Geology professor poses answer to ancient geological puzzle
December 11, 2000
Were the ancient sand deposits in Nevada's Henry Basin formed by volcanic eruption? Or by the wind?
In pursuit of the answer, Dr. Jack Deibert, assistant professor of geology, spent five weeks in Nevada studying that area's unusual sand deposits. Deibert--along with junior geology major Matt McKelvey--then presented a hypothetical answer to more than 7,000 geoscientists gathered for the annual meeting of the Geological Society of America in November.
The deposits in the Henry Basin pose a mystery that has intrigued geologists for decades. It seems that ancient deposits of desert sand often display something called cross-bedding, a scientific term for the patterns created by migrating dunes.
The Henry Basin contains ancient sand deposits, and its deposits display cross-bedding. But instead of being made of quartz, the deposits are made of grains of volcanic glass, which as the name would suggest, are typically found only at the site of a volcano.
Which raises the mystery: Was the Henry Basin the result of a volcanic eruption? Or was it created by the wind?
After spending five weeks in the Nevada desert, Deibert and McElvey offered an answer, or more accurately, a hypothesis: They believe the deposits originated from a volcanic eruption, and the wind blew the volcanic particles into the surrounding sand dunes. They presented their hypothesis and their findings to the Geological Society in November.
Their impact of their research goes beyond the obvious. Its also relevant to the study of volcanic hazards near modern volcanoes and--surprise--to sand dunes on Mars.
Deibert and McElvey's research has yet another benefit. "It provides name recognition for the University,” Deibert says. The fact that Deibert's co-researcher was an undergrad also attracted attention to Austin Peay.
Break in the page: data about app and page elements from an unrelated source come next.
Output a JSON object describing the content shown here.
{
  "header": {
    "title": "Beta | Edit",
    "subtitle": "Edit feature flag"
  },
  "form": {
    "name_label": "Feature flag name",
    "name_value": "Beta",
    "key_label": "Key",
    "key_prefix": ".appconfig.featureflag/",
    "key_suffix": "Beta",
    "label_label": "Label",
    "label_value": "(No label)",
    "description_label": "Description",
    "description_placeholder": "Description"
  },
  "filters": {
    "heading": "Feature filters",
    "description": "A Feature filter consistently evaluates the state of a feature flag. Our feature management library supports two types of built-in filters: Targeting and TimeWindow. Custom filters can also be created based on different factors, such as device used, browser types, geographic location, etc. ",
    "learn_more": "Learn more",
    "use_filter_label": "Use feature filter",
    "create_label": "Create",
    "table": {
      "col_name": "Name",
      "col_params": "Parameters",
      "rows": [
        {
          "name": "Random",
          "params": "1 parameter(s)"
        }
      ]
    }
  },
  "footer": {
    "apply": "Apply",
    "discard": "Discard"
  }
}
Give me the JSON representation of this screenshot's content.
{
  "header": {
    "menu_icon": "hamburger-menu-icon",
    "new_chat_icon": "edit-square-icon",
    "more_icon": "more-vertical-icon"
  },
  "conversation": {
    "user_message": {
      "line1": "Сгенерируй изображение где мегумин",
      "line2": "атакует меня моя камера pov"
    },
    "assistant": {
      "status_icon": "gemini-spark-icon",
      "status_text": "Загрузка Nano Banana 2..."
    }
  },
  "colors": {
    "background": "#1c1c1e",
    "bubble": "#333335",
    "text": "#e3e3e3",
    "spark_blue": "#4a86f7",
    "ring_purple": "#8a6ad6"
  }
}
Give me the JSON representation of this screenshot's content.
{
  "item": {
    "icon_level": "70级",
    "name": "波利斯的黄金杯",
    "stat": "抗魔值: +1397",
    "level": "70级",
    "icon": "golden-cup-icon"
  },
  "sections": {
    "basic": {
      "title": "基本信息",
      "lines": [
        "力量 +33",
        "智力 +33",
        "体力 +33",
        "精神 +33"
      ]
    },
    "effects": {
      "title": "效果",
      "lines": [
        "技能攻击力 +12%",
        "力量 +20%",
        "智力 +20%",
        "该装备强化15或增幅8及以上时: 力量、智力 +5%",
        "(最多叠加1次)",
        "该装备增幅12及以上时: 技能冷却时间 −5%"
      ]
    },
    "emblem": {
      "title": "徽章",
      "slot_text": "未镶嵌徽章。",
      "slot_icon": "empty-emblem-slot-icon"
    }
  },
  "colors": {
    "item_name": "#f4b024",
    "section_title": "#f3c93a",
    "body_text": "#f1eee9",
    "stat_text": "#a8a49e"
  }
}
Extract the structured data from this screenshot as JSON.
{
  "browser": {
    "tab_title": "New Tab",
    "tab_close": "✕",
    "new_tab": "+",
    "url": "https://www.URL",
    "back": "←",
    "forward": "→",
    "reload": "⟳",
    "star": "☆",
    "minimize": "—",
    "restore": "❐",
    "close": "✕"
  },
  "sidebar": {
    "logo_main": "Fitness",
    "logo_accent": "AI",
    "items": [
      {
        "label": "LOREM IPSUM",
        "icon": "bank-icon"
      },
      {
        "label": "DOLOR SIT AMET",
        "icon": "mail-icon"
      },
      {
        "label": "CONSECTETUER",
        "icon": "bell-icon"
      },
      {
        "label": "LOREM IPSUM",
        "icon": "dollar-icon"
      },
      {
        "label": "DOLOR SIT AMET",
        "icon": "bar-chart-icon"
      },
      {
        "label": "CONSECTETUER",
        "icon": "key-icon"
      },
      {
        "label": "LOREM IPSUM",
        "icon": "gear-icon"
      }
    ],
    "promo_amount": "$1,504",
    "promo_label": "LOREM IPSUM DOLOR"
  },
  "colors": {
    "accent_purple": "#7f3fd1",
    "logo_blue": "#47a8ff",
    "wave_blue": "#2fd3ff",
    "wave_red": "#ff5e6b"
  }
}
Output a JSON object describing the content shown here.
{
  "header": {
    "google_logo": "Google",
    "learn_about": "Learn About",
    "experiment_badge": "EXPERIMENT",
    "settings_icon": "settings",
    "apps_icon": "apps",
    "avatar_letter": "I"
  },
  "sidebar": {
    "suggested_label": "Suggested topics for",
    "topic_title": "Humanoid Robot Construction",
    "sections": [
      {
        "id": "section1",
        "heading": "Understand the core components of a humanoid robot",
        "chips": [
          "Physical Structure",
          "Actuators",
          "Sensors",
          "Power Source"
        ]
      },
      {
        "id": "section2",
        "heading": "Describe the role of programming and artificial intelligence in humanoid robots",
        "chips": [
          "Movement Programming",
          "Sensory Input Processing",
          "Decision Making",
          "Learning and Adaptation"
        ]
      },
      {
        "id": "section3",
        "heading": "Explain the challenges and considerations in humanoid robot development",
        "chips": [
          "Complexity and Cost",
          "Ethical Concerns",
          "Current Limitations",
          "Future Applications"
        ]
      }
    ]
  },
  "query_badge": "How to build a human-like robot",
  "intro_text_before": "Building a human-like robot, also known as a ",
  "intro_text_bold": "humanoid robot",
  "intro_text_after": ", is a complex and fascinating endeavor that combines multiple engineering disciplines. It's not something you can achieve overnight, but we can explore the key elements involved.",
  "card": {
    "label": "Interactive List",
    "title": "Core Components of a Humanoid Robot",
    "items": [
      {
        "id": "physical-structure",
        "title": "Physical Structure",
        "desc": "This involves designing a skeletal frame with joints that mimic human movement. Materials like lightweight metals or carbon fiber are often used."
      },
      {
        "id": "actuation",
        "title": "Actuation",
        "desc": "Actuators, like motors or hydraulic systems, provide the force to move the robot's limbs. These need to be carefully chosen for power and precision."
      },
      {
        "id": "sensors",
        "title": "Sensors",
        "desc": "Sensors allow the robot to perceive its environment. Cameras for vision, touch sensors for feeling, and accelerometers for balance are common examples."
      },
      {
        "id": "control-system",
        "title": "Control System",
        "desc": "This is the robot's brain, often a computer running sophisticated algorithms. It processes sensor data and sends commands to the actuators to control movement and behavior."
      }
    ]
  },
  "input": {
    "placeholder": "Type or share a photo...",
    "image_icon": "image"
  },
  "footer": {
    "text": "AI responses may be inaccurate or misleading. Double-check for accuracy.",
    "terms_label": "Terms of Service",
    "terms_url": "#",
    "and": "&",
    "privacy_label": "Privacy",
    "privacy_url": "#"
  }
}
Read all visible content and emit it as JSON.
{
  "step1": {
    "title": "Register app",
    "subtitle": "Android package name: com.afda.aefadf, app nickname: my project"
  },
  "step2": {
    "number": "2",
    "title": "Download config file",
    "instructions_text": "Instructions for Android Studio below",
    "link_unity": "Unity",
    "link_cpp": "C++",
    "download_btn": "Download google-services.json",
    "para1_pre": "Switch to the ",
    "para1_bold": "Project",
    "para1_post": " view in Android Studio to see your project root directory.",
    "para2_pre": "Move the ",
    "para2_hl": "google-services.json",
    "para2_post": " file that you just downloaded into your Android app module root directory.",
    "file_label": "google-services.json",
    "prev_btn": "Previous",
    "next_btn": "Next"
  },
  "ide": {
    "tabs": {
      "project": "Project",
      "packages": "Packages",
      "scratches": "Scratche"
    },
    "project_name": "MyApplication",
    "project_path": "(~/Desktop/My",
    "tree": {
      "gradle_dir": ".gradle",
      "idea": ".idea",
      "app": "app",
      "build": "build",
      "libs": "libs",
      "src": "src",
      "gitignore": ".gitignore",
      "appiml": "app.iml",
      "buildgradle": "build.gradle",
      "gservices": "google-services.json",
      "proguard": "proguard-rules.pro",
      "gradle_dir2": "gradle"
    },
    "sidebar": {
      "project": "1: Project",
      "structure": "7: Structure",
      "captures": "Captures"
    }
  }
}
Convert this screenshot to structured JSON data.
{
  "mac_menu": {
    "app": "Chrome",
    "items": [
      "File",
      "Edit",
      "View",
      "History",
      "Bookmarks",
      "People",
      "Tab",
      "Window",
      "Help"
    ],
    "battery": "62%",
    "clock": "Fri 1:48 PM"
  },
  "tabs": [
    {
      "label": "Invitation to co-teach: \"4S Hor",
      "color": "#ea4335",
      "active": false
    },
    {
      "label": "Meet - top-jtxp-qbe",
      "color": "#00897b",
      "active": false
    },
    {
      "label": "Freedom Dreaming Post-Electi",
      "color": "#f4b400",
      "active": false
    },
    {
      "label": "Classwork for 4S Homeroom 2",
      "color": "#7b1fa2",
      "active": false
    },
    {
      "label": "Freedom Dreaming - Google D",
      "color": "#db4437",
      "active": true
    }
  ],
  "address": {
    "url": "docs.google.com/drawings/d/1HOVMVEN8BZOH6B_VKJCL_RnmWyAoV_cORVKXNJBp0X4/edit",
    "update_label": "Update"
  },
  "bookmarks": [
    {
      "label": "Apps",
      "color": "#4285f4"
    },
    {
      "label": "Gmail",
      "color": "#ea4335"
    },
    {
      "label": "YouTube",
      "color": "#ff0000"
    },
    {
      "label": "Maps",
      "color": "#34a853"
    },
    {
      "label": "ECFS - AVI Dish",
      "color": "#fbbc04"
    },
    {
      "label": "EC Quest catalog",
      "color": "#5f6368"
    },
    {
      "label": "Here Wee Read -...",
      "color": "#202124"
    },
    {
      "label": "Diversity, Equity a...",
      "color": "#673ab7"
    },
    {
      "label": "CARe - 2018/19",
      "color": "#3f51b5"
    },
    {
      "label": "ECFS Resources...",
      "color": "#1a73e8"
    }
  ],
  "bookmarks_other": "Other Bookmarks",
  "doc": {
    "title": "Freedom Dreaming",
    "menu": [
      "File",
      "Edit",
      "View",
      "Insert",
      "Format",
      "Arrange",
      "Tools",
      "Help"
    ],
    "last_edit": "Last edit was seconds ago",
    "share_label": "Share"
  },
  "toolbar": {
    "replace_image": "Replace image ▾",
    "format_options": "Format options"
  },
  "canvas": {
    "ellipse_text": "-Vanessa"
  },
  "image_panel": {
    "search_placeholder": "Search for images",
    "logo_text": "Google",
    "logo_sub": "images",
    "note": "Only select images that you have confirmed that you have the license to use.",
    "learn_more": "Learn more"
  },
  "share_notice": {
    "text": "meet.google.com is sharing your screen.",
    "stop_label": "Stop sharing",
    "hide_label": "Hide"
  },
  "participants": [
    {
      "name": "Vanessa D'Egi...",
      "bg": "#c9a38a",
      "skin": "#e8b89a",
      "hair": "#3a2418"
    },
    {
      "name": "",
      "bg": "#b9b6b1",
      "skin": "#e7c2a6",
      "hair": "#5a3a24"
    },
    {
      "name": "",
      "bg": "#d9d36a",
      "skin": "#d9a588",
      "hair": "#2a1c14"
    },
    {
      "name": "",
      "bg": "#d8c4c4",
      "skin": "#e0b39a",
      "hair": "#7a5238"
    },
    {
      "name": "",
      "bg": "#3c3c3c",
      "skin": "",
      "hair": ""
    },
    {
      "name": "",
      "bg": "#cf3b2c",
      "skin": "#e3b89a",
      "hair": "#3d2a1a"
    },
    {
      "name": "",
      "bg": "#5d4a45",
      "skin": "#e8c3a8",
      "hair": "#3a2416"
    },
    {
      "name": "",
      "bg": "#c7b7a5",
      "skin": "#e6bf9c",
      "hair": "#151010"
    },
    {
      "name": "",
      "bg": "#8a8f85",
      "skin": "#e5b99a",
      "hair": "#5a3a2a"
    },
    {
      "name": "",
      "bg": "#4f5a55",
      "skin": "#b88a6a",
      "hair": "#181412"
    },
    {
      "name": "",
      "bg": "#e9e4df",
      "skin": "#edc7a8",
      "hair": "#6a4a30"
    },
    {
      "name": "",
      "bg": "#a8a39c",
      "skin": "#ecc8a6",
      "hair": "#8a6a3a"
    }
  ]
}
“Usually only graduate students get to present at a meeting like this,” Deibert says.